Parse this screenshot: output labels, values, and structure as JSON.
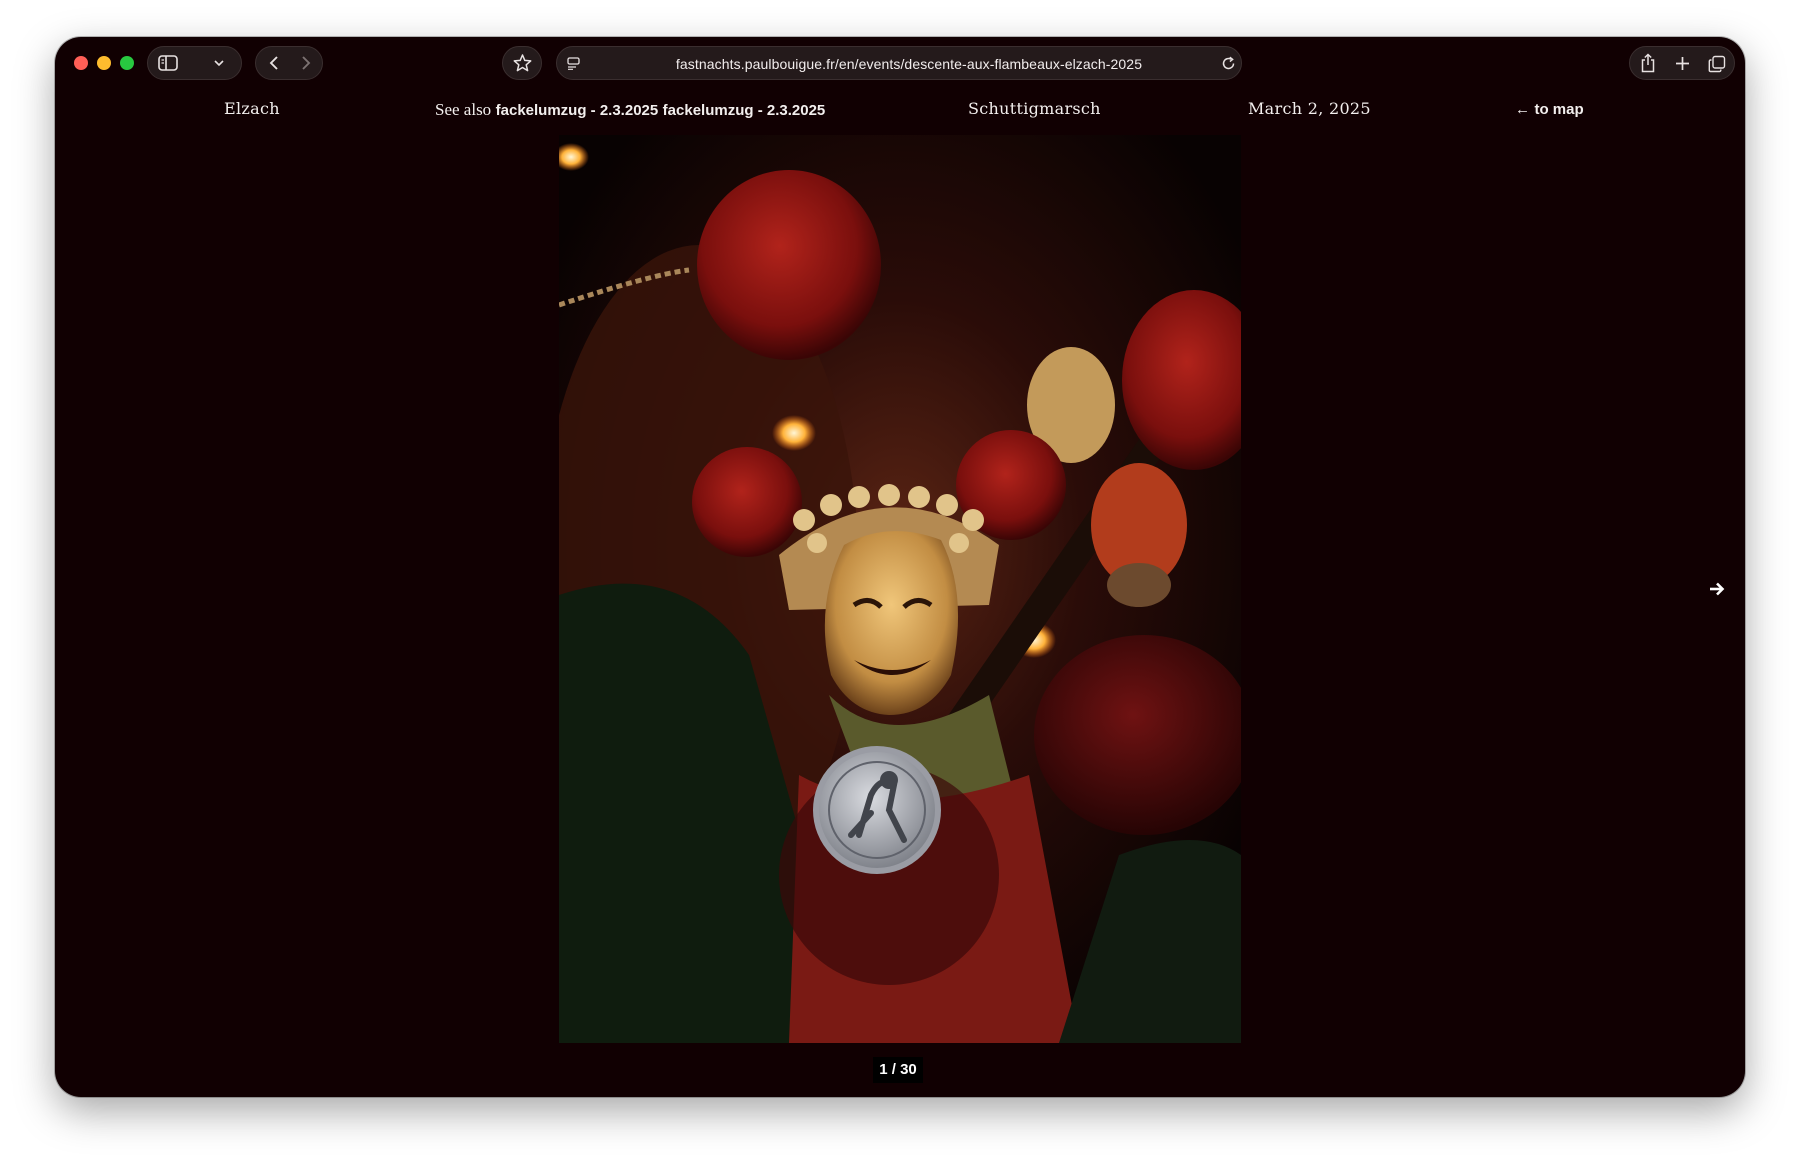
{
  "browser": {
    "url": "fastnachts.paulbouigue.fr/en/events/descente-aux-flambeaux-elzach-2025",
    "icons": [
      "sidebar-icon",
      "chevron-down-icon",
      "back-arrow-icon",
      "forward-arrow-icon",
      "star-icon",
      "reader-icon",
      "reload-icon",
      "share-icon",
      "plus-icon",
      "tabs-icon"
    ]
  },
  "header": {
    "location": "Elzach",
    "see_also_label": "See also",
    "see_also_links": [
      "fackelumzug - 2.3.2025",
      "fackelumzug - 2.3.2025"
    ],
    "group": "Schuttigmarsch",
    "date": "March 2, 2025",
    "map_arrow": "←",
    "map_link": "to map"
  },
  "gallery": {
    "counter": "1 / 30",
    "next_icon": "arrow-right-icon"
  },
  "colors": {
    "page_background": "#110002",
    "text": "#f3efee",
    "counter_background": "#000000"
  }
}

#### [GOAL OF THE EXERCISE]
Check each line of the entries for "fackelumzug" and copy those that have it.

#### [ANSWER]
      "fackelumzug - 2.3.2025",
      "fackelumzug - 2.3.2025"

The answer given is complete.